That nostalgia—coupled with a several massive festivals being abandoned due to travel warnings from European and American governments back when the conflict in Syria started escalating—is what forced the city’s private party scene to evolve.
These events are usually invite-only and free to attend. They aren’t advertised; you won’t hear a 45-second movie-trailer voice on the radio telling you four times every hour that it’s going to be the best night of your life. You just get invited, with a +1, and show up. These parties have fully equipped bars, state of the art lights and sound systems. It’s not just someone’s phone plugged into an aux cable anymore.
A good example of such parties are the Fantome de Nuit (FDN) showcase nights. The Beirut based label are at the forefront of the private party revolution. The appeal for the partygoers—apart from the sheer pleasure of being ‘in’ enough to be invited—is the sense of familiarity revelers feel amongst one another.
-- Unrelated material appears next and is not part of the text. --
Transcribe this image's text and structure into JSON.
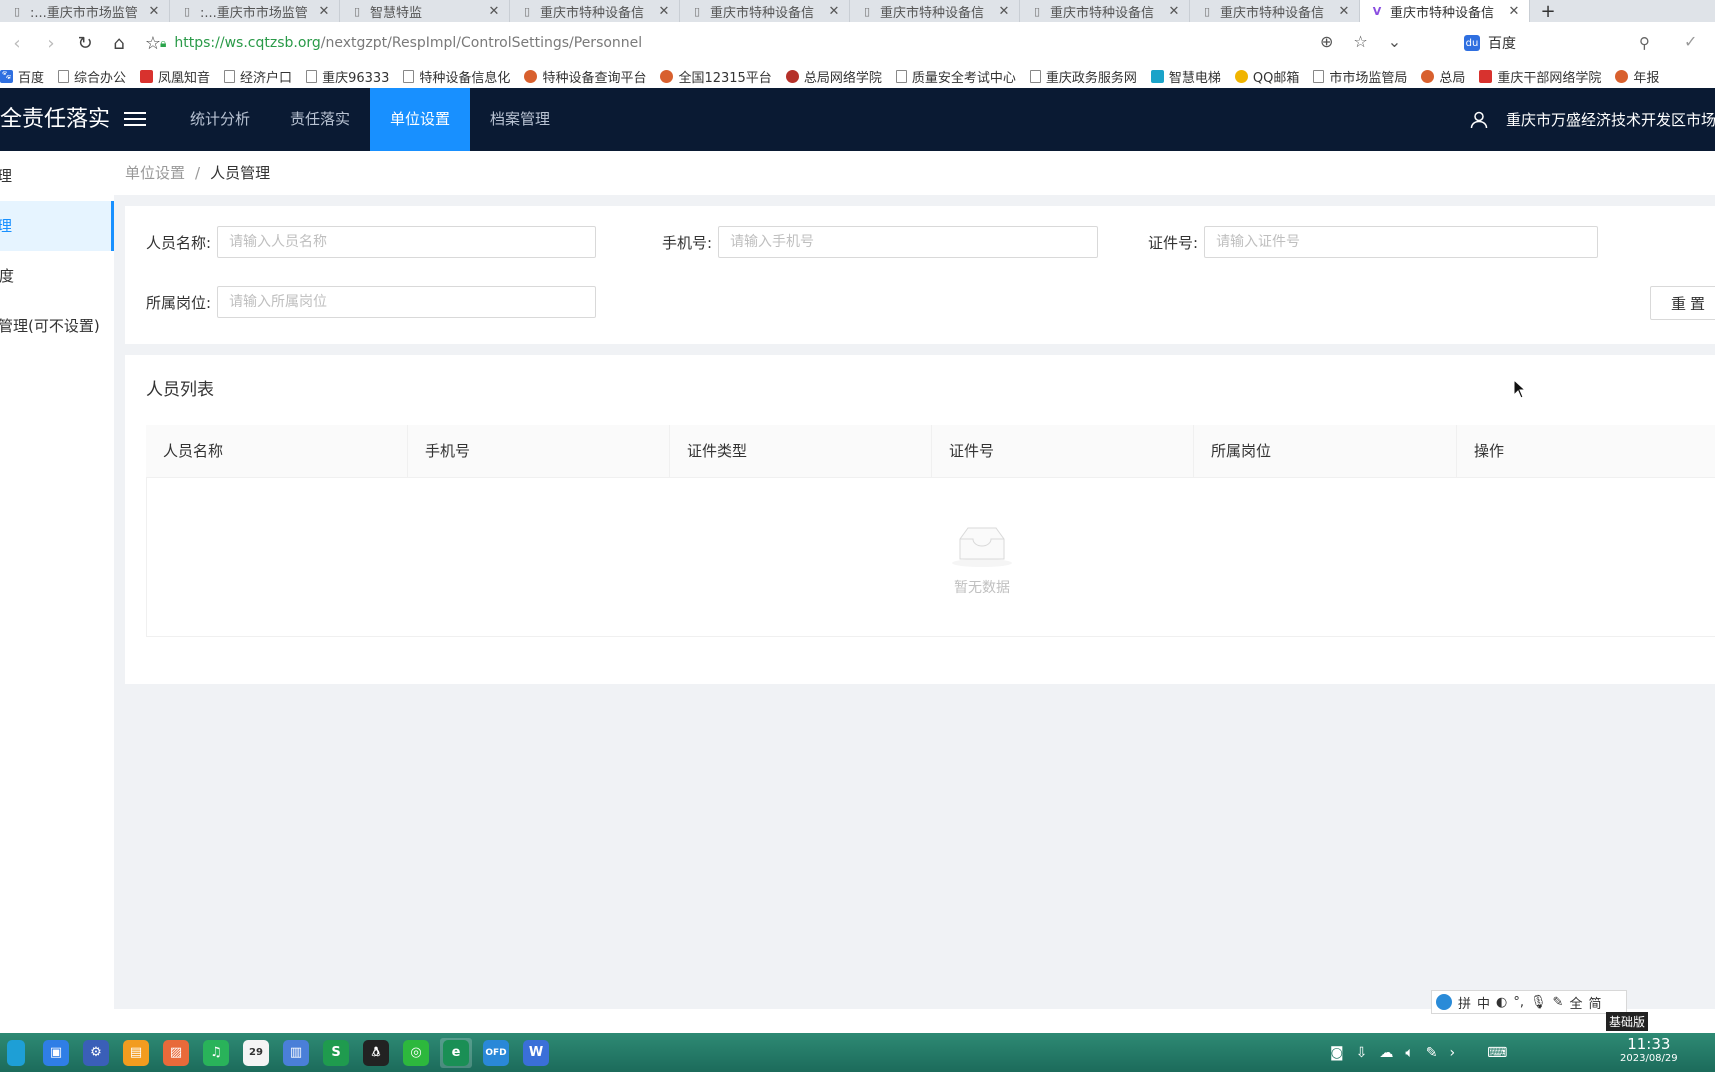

The fact that there’s no door charge, and profit isn’t at the top of the agenda, means that collaborations between rival promoters and artists are common at these gatherings. In a matter of months after first taking place, these were the it-parties that everyone heard about but not everyone could attend.
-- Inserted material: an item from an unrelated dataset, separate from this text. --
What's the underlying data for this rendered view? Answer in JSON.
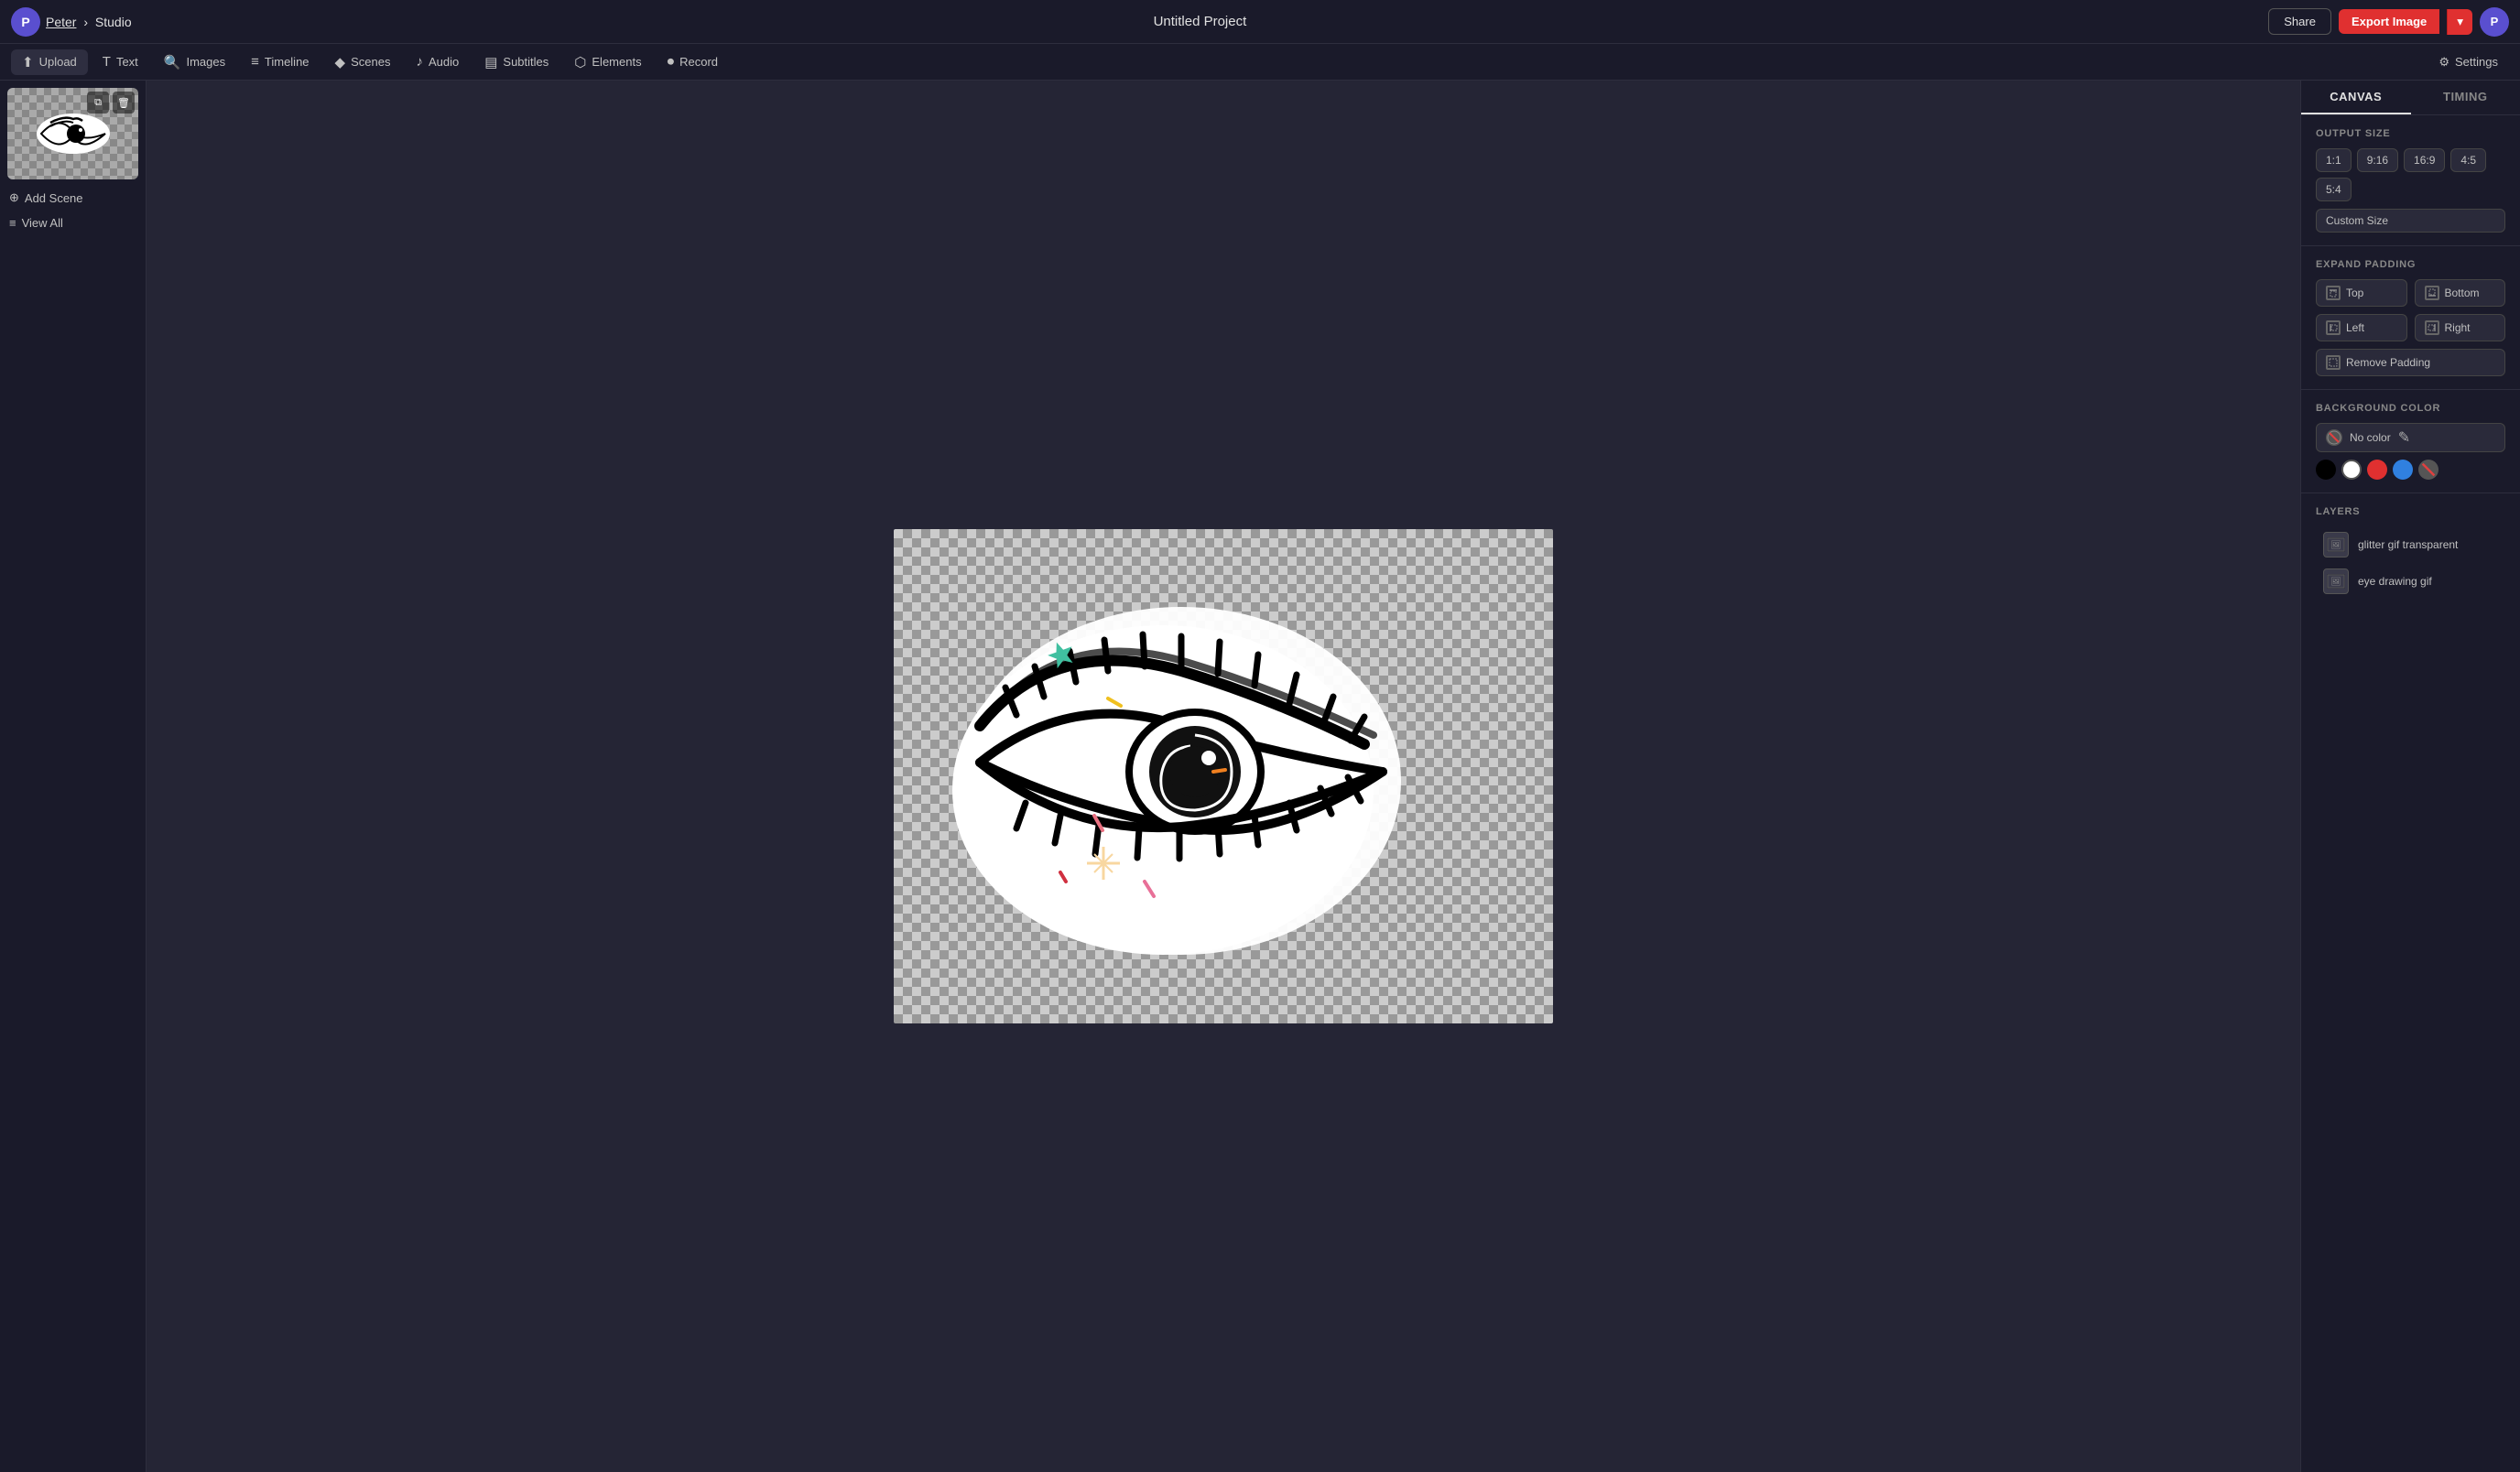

Exclusivity isn’t the purpose, though. These private parties championed by the likes of Nesta (aka Technophile) are the test tubes where up and coming local artists can get familiar with the crowd, and vice versa. A headlining artist at an FDN showcase will probably be opening at The Garten or B018 that same week, meaning the effects of these nocturnal incubators are always reflected in the overall nightlife scene in Beirut.
Perhaps the last reason why these private parties have been on the rise, is constant persecution from Lebanon’s corrupt police force. Clubbers are often the targets of “random” stop-and-frisks in an attempt to score a bribe from members of society seen as “not conservative enough”. This has emboldened the clubbing community and made it more tightly knit. In these private parties, the sidelines are often folks sipping on their drinks and discussing the situation in the country and how to fix it. Human rights, LGBT rights, gender equality, free speech are all topics no one ever expected clubbers to care for. The political and security situation was what people tried to forget at night while partying, but now, they know that unchecked political corruption endangers their way of life. So much so, that several clubs encouraged their patrons to participate in pro-reform protests across the country, even offering a free cocktail for those that had protested before going out clubbing in true Beirut style.
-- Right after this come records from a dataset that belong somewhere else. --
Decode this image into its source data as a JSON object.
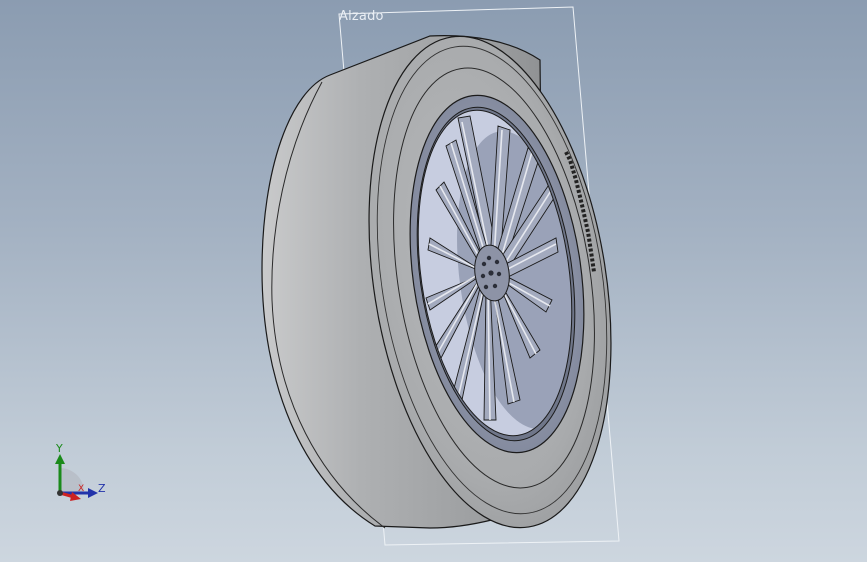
{
  "view": {
    "orientation_label": "Alzado"
  },
  "triad": {
    "y_label": "Y",
    "z_label": "Z",
    "x_label": "X",
    "colors": {
      "y": "#1a8a1a",
      "z": "#2233aa",
      "x": "#cc2222"
    }
  },
  "model": {
    "icon": "wheel-tire-model",
    "tire_color": "#a7a9ab",
    "rim_color": "#8c93a6"
  }
}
In other words, the nightlife scene has also become a powerful lobby of liberal, tolerant, young Lebanese born after the country’s devastating civil war. For example, C U NXT SAT welcomed election campaigns by a list of candidates that included some of their usual patrons, alongside a campaign to gather warm clothes for refugees throughout winter. What used to be a scheme to make money off of wealthy tourists, has transformed into a subculture that yearns for change and is working on it during the week before they hit the clubs on weekends. It might seem surprising or odd, but there are few spots in Lebanon where you will see Christians, Shiites, Sunnis, Druzes, Copts, Yazidis, Syrians, Iranians, Saudis, Palestinians, European and US expats together having a good time and keeping their sectarian and ideological differences at the door, hoping for a better tomorrow—albeit with a monumental hangover caused by decades of unrest and wars.